01 Apr 2010
 | 01 Apr 2010

Micropalaeontology reveals the source of building materials for a defensive earthwork (English Civil War?) at Wallingford Castle, Oxfordshire

Ian P. Wilkinson, Alison Tasker, Anthony Gouldwell, Mark Williams, Matt Edgeworth, Jan Zalasiewicz, and Neil Christie

Keywords: Wallingford, Cretaceous, provenance, foraminifera, ostracods

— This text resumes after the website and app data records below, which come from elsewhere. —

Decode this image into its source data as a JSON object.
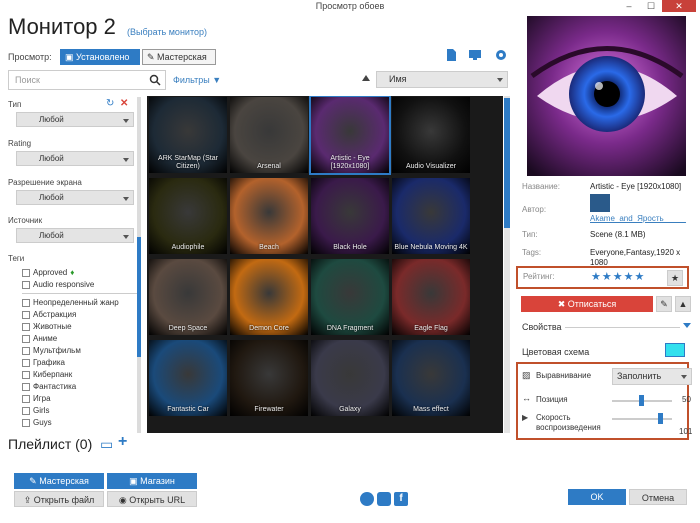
{
  "window": {
    "title": "Просмотр обоев",
    "min": "–",
    "max": "☐",
    "close": "✕"
  },
  "header": {
    "title": "Монитор 2",
    "select_monitor": "(Выбрать монитор)",
    "view_label": "Просмотр:",
    "tab_installed": "Установлено",
    "tab_workshop": "Мастерская"
  },
  "toolbar": {
    "search_placeholder": "Поиск",
    "filters": "Фильтры",
    "sort_value": "Имя"
  },
  "filters": {
    "type_label": "Тип",
    "type_value": "Любой",
    "rating_label": "Rating",
    "rating_value": "Любой",
    "resolution_label": "Разрешение экрана",
    "resolution_value": "Любой",
    "source_label": "Источник",
    "source_value": "Любой",
    "tags_label": "Теги",
    "checkboxes": [
      "Approved",
      "Audio responsive",
      "Неопределенный жанр",
      "Абстракция",
      "Животные",
      "Аниме",
      "Мультфильм",
      "Графика",
      "Киберпанк",
      "Фантастика",
      "Игра",
      "Girls",
      "Guys"
    ]
  },
  "grid": [
    {
      "caption": "ARK StarMap (Star Citizen)",
      "bg": "#1d2a36"
    },
    {
      "caption": "Arsenal",
      "bg": "#4a4540"
    },
    {
      "caption": "Artistic - Eye [1920x1080]",
      "bg": "#5a2a70"
    },
    {
      "caption": "Audio Visualizer",
      "bg": "#111111"
    },
    {
      "caption": "Audiophile",
      "bg": "#2a2a10"
    },
    {
      "caption": "Beach",
      "bg": "#b3622c"
    },
    {
      "caption": "Black Hole",
      "bg": "#3a1a4a"
    },
    {
      "caption": "Blue Nebula Moving 4K",
      "bg": "#1a2a6a"
    },
    {
      "caption": "Deep Space",
      "bg": "#5a4a40"
    },
    {
      "caption": "Demon Core",
      "bg": "#c26a12"
    },
    {
      "caption": "DNA Fragment",
      "bg": "#1e4a40"
    },
    {
      "caption": "Eagle Flag",
      "bg": "#7a2a2a"
    },
    {
      "caption": "Fantastic Car",
      "bg": "#1a4a7a"
    },
    {
      "caption": "Firewater",
      "bg": "#201810"
    },
    {
      "caption": "Galaxy",
      "bg": "#3a3a4a"
    },
    {
      "caption": "Mass effect",
      "bg": "#1a3050"
    }
  ],
  "playlist": {
    "label": "Плейлист (0)"
  },
  "bottom_buttons": {
    "workshop": "Мастерская",
    "shop": "Магазин",
    "open_file": "Открыть файл",
    "open_url": "Открыть URL",
    "ok": "OK",
    "cancel": "Отмена"
  },
  "details": {
    "name_label": "Название:",
    "name_value": "Artistic - Eye [1920x1080]",
    "author_label": "Автор:",
    "author_value": "Akame_and_Ярость_____",
    "type_label": "Тип:",
    "type_value": "Scene (8.1 MB)",
    "tags_label": "Tags:",
    "tags_value": "Everyone,Fantasy,1920 x 1080",
    "rating_label": "Рейтинг:",
    "rating_stars": "★★★★★",
    "unsubscribe": "Отписаться",
    "properties": "Свойства",
    "color_scheme": "Цветовая схема",
    "color_value": "#33e0ee",
    "alignment_label": "Выравнивание",
    "alignment_value": "Заполнить",
    "position_label": "Позиция",
    "position_value": "50",
    "speed_label": "Скорость воспроизведения",
    "speed_value": "101"
  }
}
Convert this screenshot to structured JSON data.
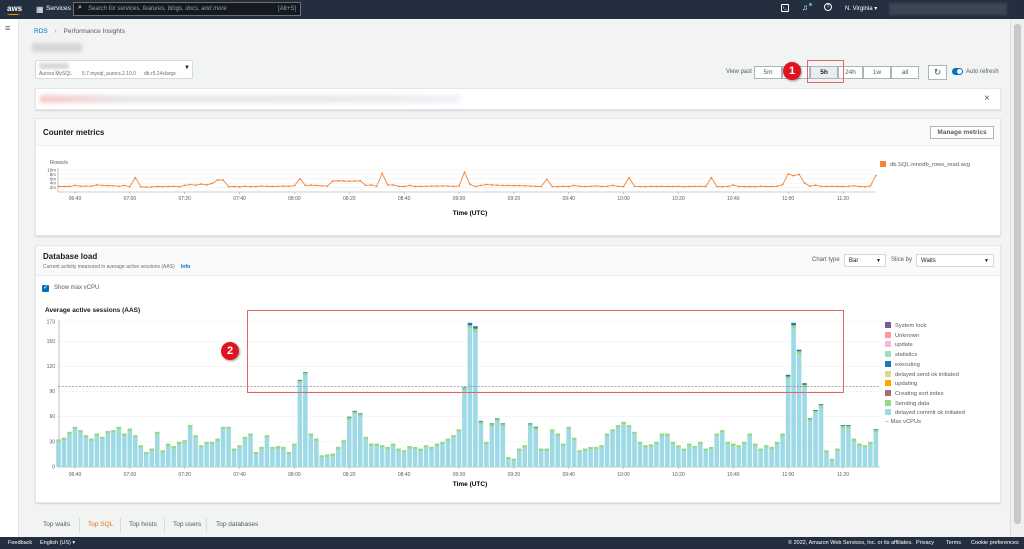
{
  "nav": {
    "logo": "aws",
    "services": "Services",
    "search_placeholder": "Search for services, features, blogs, docs, and more",
    "search_shortcut": "[Alt+S]",
    "region": "N. Virginia"
  },
  "breadcrumb": {
    "root": "RDS",
    "current": "Performance Insights"
  },
  "instance": {
    "engine": "Aurora MySQL",
    "version": "5.7.mysql_aurora.2.10.0",
    "class": "db.r5.24xlarge"
  },
  "view_past": {
    "label": "View past",
    "options": [
      "5m",
      "",
      "5h",
      "24h",
      "1w",
      "all"
    ],
    "selected": "5h",
    "auto_refresh_label": "Auto refresh",
    "auto_refresh": true
  },
  "annotations": [
    "1",
    "2"
  ],
  "counter": {
    "title": "Counter metrics",
    "manage_button": "Manage metrics"
  },
  "dbload": {
    "title": "Database load",
    "subtitle": "Current activity measured in average active sessions (AAS)",
    "info": "Info",
    "chart_type_label": "Chart type",
    "chart_type": "Bar",
    "slice_by_label": "Slice by",
    "slice_by": "Waits",
    "show_max_vcpu_label": "Show max vCPU",
    "show_max_vcpu": true
  },
  "tabs": [
    "Top waits",
    "Top SQL",
    "Top hosts",
    "Top users",
    "Top databases"
  ],
  "active_tab": "Top SQL",
  "footer": {
    "feedback": "Feedback",
    "language": "English (US)",
    "copyright": "© 2022, Amazon Web Services, Inc. or its affiliates.",
    "privacy": "Privacy",
    "terms": "Terms",
    "cookies": "Cookie preferences"
  },
  "colors": {
    "nav": "#232f3e",
    "accent": "#0073bb",
    "orange": "#ec7211",
    "annotation": "#e0141e"
  },
  "chart_data": [
    {
      "type": "line",
      "ylabel": "Rows/s",
      "xlabel": "Time (UTC)",
      "ylim": [
        0,
        10
      ],
      "yunit": "m",
      "yticks": [
        "2m",
        "4m",
        "6m",
        "8m",
        "10m"
      ],
      "xticks": [
        "06:40",
        "07:00",
        "07:20",
        "07:40",
        "08:00",
        "08:20",
        "08:40",
        "09:00",
        "09:20",
        "09:40",
        "10:00",
        "10:20",
        "10:40",
        "11:00",
        "11:20"
      ],
      "x_start": "06:34",
      "x_step_minutes": 2,
      "series": [
        {
          "name": "db.SQL.innodb_rows_read.avg",
          "color": "#f58536",
          "values": [
            2.5,
            2.5,
            2.5,
            3,
            2.6,
            2.7,
            2.7,
            3.2,
            3,
            2.9,
            2.8,
            2.6,
            3,
            2.4,
            6.5,
            2.4,
            2.2,
            2.3,
            2.5,
            2.4,
            2.5,
            2.6,
            2.4,
            3,
            3.4,
            3.1,
            3.6,
            3.2,
            3.9,
            5.5,
            5.4,
            2.4,
            2.5,
            2.3,
            2.6,
            2.4,
            2.5,
            2.7,
            2.6,
            2.5,
            2.6,
            2.7,
            2.6,
            2.9,
            6,
            3,
            3.1,
            3,
            2.8,
            2.7,
            5,
            5.1,
            5,
            4.9,
            5,
            5.1,
            3,
            3.2,
            2.6,
            8.5,
            3.2,
            3.2,
            2.6,
            2.5,
            3,
            2.5,
            2.6,
            2.6,
            2.7,
            2.7,
            2.8,
            2.7,
            2.6,
            2.7,
            9,
            3.5,
            2.5,
            3,
            3.4,
            3.2,
            3.1,
            3,
            3,
            2.9,
            2.9,
            2.8,
            2.7,
            2.6,
            2.5,
            5.8,
            2.5,
            2.4,
            2.6,
            2.5,
            3,
            2.6,
            2.5,
            2.6,
            2.8,
            2.5,
            2.6,
            3,
            2.6,
            2.5,
            6.5,
            2.6,
            2.5,
            2.4,
            2.6,
            2.5,
            2.6,
            2.5,
            2.5,
            2.6,
            2.4,
            2.5,
            2.6,
            2.6,
            2.5,
            6.5,
            2.5,
            2.4,
            2.5,
            3.2,
            2.5,
            2.4,
            2.5,
            2.4,
            2.6,
            2.5,
            2.5,
            2.6,
            3.4,
            8.2,
            7.4,
            8,
            4,
            2.6,
            3.1,
            2.6,
            2.5,
            2.6,
            2.5,
            2.5,
            2.6,
            2.8,
            2.5,
            2.4,
            2.8,
            7.5
          ]
        }
      ]
    },
    {
      "type": "bar",
      "stacked": true,
      "title": "Average active sessions (AAS)",
      "xlabel": "Time (UTC)",
      "ylim": [
        0,
        173
      ],
      "yticks": [
        0,
        30,
        60,
        90,
        120,
        150,
        173
      ],
      "xticks": [
        "06:40",
        "07:00",
        "07:20",
        "07:40",
        "08:00",
        "08:20",
        "08:40",
        "09:00",
        "09:20",
        "09:40",
        "10:00",
        "10:20",
        "10:40",
        "11:00",
        "11:20"
      ],
      "x_start": "06:34",
      "x_step_minutes": 2,
      "max_vcpu": 96,
      "max_vcpu_label": "Max vCPUs",
      "legend": [
        {
          "name": "System lock",
          "color": "#7d5a96"
        },
        {
          "name": "Unknown",
          "color": "#ff9896"
        },
        {
          "name": "update",
          "color": "#f7b6d2"
        },
        {
          "name": "statistics",
          "color": "#98dfc4"
        },
        {
          "name": "executing",
          "color": "#1f77b4"
        },
        {
          "name": "delayed send ok initiated",
          "color": "#dbdb8d"
        },
        {
          "name": "updating",
          "color": "#ffa500"
        },
        {
          "name": "Creating sort index",
          "color": "#ad6a6c"
        },
        {
          "name": "Sending data",
          "color": "#98d68a"
        },
        {
          "name": "delayed commit ok initiated",
          "color": "#9edae5"
        }
      ],
      "series": [
        {
          "name": "delayed commit ok initiated",
          "values": [
            30,
            32,
            39,
            45,
            41,
            35,
            31,
            37,
            33,
            40,
            41,
            45,
            37,
            43,
            35,
            23,
            15,
            19,
            39,
            17,
            25,
            22,
            27,
            29,
            47,
            35,
            23,
            27,
            27,
            31,
            45,
            45,
            19,
            23,
            33,
            37,
            15,
            21,
            35,
            21,
            22,
            21,
            15,
            25,
            100,
            109,
            37,
            31,
            11,
            12,
            13,
            21,
            29,
            56,
            63,
            60,
            33,
            25,
            25,
            23,
            21,
            25,
            19,
            17,
            22,
            21,
            19,
            23,
            21,
            25,
            27,
            31,
            35,
            42,
            90,
            165,
            161,
            51,
            27,
            48,
            54,
            48,
            9,
            7,
            19,
            23,
            48,
            44,
            19,
            19,
            42,
            37,
            25,
            45,
            32,
            17,
            19,
            21,
            21,
            23,
            37,
            42,
            47,
            51,
            47,
            39,
            27,
            23,
            24,
            27,
            37,
            37,
            27,
            23,
            19,
            25,
            22,
            27,
            19,
            21,
            37,
            41,
            27,
            25,
            23,
            27,
            37,
            25,
            19,
            23,
            21,
            27,
            37,
            104,
            165,
            134,
            95,
            54,
            64,
            71,
            17,
            7,
            19,
            46,
            46,
            31,
            25,
            23,
            27,
            41
          ]
        },
        {
          "name": "Sending data",
          "values": [
            3,
            3,
            3,
            3,
            3,
            3,
            3,
            3,
            3,
            3,
            3,
            3,
            3,
            3,
            3,
            3,
            3,
            3,
            3,
            3,
            3,
            3,
            3,
            3,
            3,
            3,
            3,
            3,
            3,
            3,
            3,
            3,
            3,
            3,
            3,
            3,
            3,
            3,
            3,
            3,
            3,
            3,
            3,
            3,
            3,
            3,
            3,
            3,
            3,
            3,
            3,
            3,
            3,
            3,
            3,
            3,
            3,
            3,
            3,
            3,
            3,
            3,
            3,
            3,
            3,
            3,
            3,
            3,
            3,
            3,
            3,
            3,
            3,
            3,
            4,
            4,
            4,
            3,
            3,
            3,
            3,
            3,
            3,
            3,
            3,
            3,
            3,
            3,
            3,
            3,
            3,
            3,
            3,
            3,
            3,
            3,
            3,
            3,
            3,
            3,
            3,
            3,
            3,
            3,
            3,
            3,
            3,
            3,
            3,
            3,
            3,
            3,
            3,
            3,
            3,
            3,
            3,
            3,
            3,
            3,
            3,
            3,
            3,
            3,
            3,
            3,
            3,
            3,
            3,
            3,
            3,
            3,
            3,
            4,
            4,
            4,
            3,
            3,
            3,
            3,
            3,
            3,
            3,
            3,
            3,
            3,
            3,
            3,
            3,
            3
          ]
        },
        {
          "name": "executing",
          "values": [
            0,
            0,
            0,
            0,
            0,
            0,
            0,
            0,
            0,
            0,
            0,
            0,
            0,
            0,
            0,
            0,
            0,
            0,
            0,
            0,
            0,
            0,
            0,
            0,
            0,
            0,
            0,
            0,
            0,
            0,
            0,
            0,
            0,
            0,
            0,
            0,
            0,
            0,
            0,
            0,
            0,
            0,
            0,
            0,
            1,
            1,
            0,
            0,
            0,
            0,
            0,
            0,
            0,
            1,
            1,
            1,
            0,
            0,
            0,
            0,
            0,
            0,
            0,
            0,
            0,
            0,
            0,
            0,
            0,
            0,
            0,
            0,
            0,
            0,
            1,
            3,
            3,
            1,
            0,
            1,
            1,
            1,
            0,
            0,
            0,
            0,
            1,
            1,
            0,
            0,
            0,
            0,
            0,
            0,
            0,
            0,
            0,
            0,
            0,
            0,
            0,
            0,
            0,
            0,
            0,
            0,
            0,
            0,
            0,
            0,
            0,
            0,
            0,
            0,
            0,
            0,
            0,
            0,
            0,
            0,
            0,
            0,
            0,
            0,
            0,
            0,
            0,
            0,
            0,
            0,
            0,
            0,
            0,
            2,
            3,
            2,
            2,
            1,
            1,
            1,
            0,
            0,
            0,
            1,
            1,
            0,
            0,
            0,
            0,
            1
          ]
        }
      ]
    }
  ]
}
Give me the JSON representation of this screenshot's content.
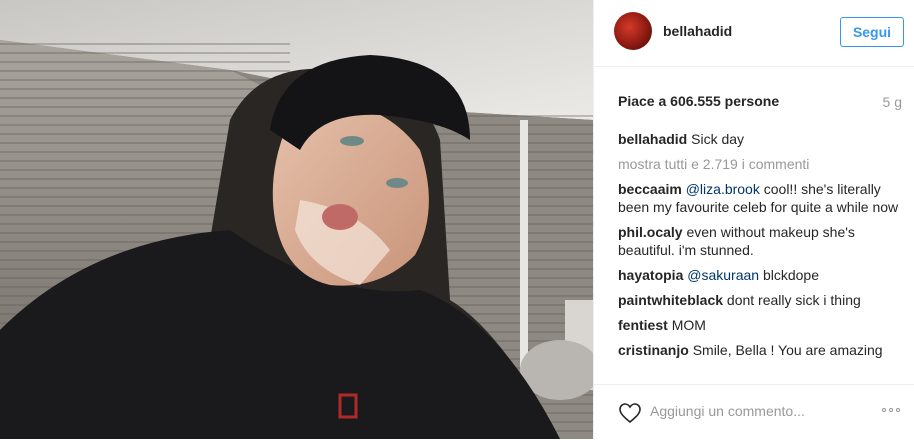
{
  "header": {
    "username": "bellahadid",
    "follow_label": "Segui",
    "avatar_icon": "profile-avatar"
  },
  "stats": {
    "likes": "Piace a 606.555 persone",
    "age": "5 g"
  },
  "caption": {
    "username": "bellahadid",
    "text": "Sick day"
  },
  "more_comments": "mostra tutti e 2.719 i commenti",
  "comments": [
    {
      "username": "beccaaim",
      "mention": "@liza.brook",
      "text": " cool!! she's literally been my favourite celeb for quite a while now"
    },
    {
      "username": "phil.ocaly",
      "mention": "",
      "text": "even without makeup she's beautiful. i'm stunned."
    },
    {
      "username": "hayatopia",
      "mention": "@sakuraan",
      "text": " blckdope"
    },
    {
      "username": "paintwhiteblack",
      "mention": "",
      "text": "dont really sick i thing"
    },
    {
      "username": "fentiest",
      "mention": "",
      "text": "MOM"
    },
    {
      "username": "cristinanjo",
      "mention": "",
      "text": "Smile, Bella ! You are amazing"
    }
  ],
  "footer": {
    "comment_placeholder": "Aggiungi un commento...",
    "like_icon": "heart-outline",
    "options_icon": "more-options"
  },
  "colors": {
    "accent": "#3897f0",
    "mention": "#003569",
    "muted": "#999999",
    "text": "#262626"
  }
}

Abstract. Microfossils recovered from sediment used to construct a putative English Civil War defensive bastion at Wallingford Castle, south Oxfordshire, provide a biostratigraphical age of Cretaceous (earliest Cenomanian) basal M. mantelli Biozone. The rock used in the buttress – which may have housed a gun emplacement – can thus be tracked to the Glauconitic Marl Member, base of the West Melbury Marly Chalk Formation. A supply of this rock is available on the castle site or to the east of the River Thames near Crowmarsh Gifford. Microfossils provide a unique means to provenance construction materials used at the Wallingford site. While serendipity may have been the chief cause for use of the Glauconitic Marl, when compacted, it forms a strong, almost ‘road base’-like foundation that was clearly of use for constructing defensive works. Indeed, use of the Glauconitic Marl was widespread in the area for agricultural purposes and its properties may have been well-known locally.